### TASK STATEMENT
Retype every line of the data, keeping each word exactly.

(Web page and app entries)
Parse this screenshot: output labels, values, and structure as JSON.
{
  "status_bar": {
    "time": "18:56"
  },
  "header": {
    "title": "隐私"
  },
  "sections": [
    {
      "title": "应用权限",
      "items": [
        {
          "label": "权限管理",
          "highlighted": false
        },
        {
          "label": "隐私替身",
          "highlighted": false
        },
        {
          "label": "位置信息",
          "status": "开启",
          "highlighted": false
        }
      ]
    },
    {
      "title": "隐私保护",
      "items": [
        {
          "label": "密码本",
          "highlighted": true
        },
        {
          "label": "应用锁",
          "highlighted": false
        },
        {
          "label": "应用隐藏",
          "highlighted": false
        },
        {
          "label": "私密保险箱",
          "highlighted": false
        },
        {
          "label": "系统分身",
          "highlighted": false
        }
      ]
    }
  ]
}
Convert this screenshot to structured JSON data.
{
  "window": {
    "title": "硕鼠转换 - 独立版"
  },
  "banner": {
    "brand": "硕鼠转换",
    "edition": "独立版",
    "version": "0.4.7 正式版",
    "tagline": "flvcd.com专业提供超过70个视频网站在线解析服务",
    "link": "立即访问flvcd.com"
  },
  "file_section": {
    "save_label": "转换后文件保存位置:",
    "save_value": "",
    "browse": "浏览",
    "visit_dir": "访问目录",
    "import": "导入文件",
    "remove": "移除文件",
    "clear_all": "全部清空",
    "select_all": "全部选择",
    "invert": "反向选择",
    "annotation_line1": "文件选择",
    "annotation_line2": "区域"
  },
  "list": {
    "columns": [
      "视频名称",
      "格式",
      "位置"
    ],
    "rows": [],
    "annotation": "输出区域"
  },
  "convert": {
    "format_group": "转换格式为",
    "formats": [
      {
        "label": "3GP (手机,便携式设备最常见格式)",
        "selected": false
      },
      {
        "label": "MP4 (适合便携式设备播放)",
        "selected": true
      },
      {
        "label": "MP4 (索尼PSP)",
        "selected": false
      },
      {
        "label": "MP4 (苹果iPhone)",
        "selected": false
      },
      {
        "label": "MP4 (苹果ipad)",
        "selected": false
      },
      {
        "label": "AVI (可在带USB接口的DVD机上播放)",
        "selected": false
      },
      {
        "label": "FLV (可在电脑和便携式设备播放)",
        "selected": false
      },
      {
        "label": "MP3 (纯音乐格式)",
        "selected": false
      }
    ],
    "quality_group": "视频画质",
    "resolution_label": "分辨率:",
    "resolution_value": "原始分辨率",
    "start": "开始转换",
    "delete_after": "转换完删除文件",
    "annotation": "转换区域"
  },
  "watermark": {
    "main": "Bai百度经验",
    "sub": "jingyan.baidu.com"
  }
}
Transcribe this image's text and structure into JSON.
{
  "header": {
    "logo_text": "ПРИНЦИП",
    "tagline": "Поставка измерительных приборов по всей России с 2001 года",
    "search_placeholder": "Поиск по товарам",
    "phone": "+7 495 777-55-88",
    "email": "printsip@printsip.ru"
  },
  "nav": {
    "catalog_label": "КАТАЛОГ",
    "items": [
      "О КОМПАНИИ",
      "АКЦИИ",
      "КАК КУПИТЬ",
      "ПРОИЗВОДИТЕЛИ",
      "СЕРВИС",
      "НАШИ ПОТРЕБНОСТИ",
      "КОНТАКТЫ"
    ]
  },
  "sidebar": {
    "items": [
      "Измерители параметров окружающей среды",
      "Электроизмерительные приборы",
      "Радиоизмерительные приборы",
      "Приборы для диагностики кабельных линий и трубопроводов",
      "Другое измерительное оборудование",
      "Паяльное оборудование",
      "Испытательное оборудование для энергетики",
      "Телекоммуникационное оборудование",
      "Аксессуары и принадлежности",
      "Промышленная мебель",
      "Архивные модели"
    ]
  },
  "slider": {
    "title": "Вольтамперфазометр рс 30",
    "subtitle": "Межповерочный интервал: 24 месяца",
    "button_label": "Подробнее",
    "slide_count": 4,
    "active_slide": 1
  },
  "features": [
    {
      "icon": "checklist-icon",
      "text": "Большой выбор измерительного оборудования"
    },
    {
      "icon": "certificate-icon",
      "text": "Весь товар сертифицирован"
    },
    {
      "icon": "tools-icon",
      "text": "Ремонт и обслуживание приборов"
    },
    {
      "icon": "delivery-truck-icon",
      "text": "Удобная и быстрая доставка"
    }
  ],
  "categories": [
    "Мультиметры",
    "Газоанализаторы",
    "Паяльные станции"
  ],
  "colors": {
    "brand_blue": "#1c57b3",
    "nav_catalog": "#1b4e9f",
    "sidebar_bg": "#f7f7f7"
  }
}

### EXERCISE ANSWER
Parse this screenshot: output labels, values, and structure as JSON.
{
  "status_bar": {
    "time": "18:56"
  },
  "header": {
    "title": "隐私"
  },
  "sections": [
    {
      "title": "应用权限",
      "items": [
        {
          "label": "权限管理",
          "highlighted": false
        },
        {
          "label": "隐私替身",
          "highlighted": false
        },
        {
          "label": "位置信息",
          "status": "开启",
          "highlighted": false
        }
      ]
    },
    {
      "title": "隐私保护",
      "items": [
        {
          "label": "密码本",
          "highlighted": true
        },
        {
          "label": "应用锁",
          "highlighted": false
        },
        {
          "label": "应用隐藏",
          "highlighted": false
        },
        {
          "label": "私密保险箱",
          "highlighted": false
        },
        {
          "label": "系统分身",
          "highlighted": false
        }
      ]
    }
  ]
}
Convert this screenshot to structured JSON data.
{
  "window": {
    "title": "硕鼠转换 - 独立版"
  },
  "banner": {
    "brand": "硕鼠转换",
    "edition": "独立版",
    "version": "0.4.7 正式版",
    "tagline": "flvcd.com专业提供超过70个视频网站在线解析服务",
    "link": "立即访问flvcd.com"
  },
  "file_section": {
    "save_label": "转换后文件保存位置:",
    "save_value": "",
    "browse": "浏览",
    "visit_dir": "访问目录",
    "import": "导入文件",
    "remove": "移除文件",
    "clear_all": "全部清空",
    "select_all": "全部选择",
    "invert": "反向选择",
    "annotation_line1": "文件选择",
    "annotation_line2": "区域"
  },
  "list": {
    "columns": [
      "视频名称",
      "格式",
      "位置"
    ],
    "rows": [],
    "annotation": "输出区域"
  },
  "convert": {
    "format_group": "转换格式为",
    "formats": [
      {
        "label": "3GP (手机,便携式设备最常见格式)",
        "selected": false
      },
      {
        "label": "MP4 (适合便携式设备播放)",
        "selected": true
      },
      {
        "label": "MP4 (索尼PSP)",
        "selected": false
      },
      {
        "label": "MP4 (苹果iPhone)",
        "selected": false
      },
      {
        "label": "MP4 (苹果ipad)",
        "selected": false
      },
      {
        "label": "AVI (可在带USB接口的DVD机上播放)",
        "selected": false
      },
      {
        "label": "FLV (可在电脑和便携式设备播放)",
        "selected": false
      },
      {
        "label": "MP3 (纯音乐格式)",
        "selected": false
      }
    ],
    "quality_group": "视频画质",
    "resolution_label": "分辨率:",
    "resolution_value": "原始分辨率",
    "start": "开始转换",
    "delete_after": "转换完删除文件",
    "annotation": "转换区域"
  },
  "watermark": {
    "main": "Bai百度经验",
    "sub": "jingyan.baidu.com"
  }
}
Transcribe this image's text and structure into JSON.
{
  "header": {
    "logo_text": "ПРИНЦИП",
    "tagline": "Поставка измерительных приборов по всей России с 2001 года",
    "search_placeholder": "Поиск по товарам",
    "phone": "+7 495 777-55-88",
    "email": "printsip@printsip.ru"
  },
  "nav": {
    "catalog_label": "КАТАЛОГ",
    "items": [
      "О КОМПАНИИ",
      "АКЦИИ",
      "КАК КУПИТЬ",
      "ПРОИЗВОДИТЕЛИ",
      "СЕРВИС",
      "НАШИ ПОТРЕБНОСТИ",
      "КОНТАКТЫ"
    ]
  },
  "sidebar": {
    "items": [
      "Измерители параметров окружающей среды",
      "Электроизмерительные приборы",
      "Радиоизмерительные приборы",
      "Приборы для диагностики кабельных линий и трубопроводов",
      "Другое измерительное оборудование",
      "Паяльное оборудование",
      "Испытательное оборудование для энергетики",
      "Телекоммуникационное оборудование",
      "Аксессуары и принадлежности",
      "Промышленная мебель",
      "Архивные модели"
    ]
  },
  "slider": {
    "title": "Вольтамперфазометр рс 30",
    "subtitle": "Межповерочный интервал: 24 месяца",
    "button_label": "Подробнее",
    "slide_count": 4,
    "active_slide": 1
  },
  "features": [
    {
      "icon": "checklist-icon",
      "text": "Большой выбор измерительного оборудования"
    },
    {
      "icon": "certificate-icon",
      "text": "Весь товар сертифицирован"
    },
    {
      "icon": "tools-icon",
      "text": "Ремонт и обслуживание приборов"
    },
    {
      "icon": "delivery-truck-icon",
      "text": "Удобная и быстрая доставка"
    }
  ],
  "categories": [
    "Мультиметры",
    "Газоанализаторы",
    "Паяльные станции"
  ],
  "colors": {
    "brand_blue": "#1c57b3",
    "nav_catalog": "#1b4e9f",
    "sidebar_bg": "#f7f7f7"
  }
}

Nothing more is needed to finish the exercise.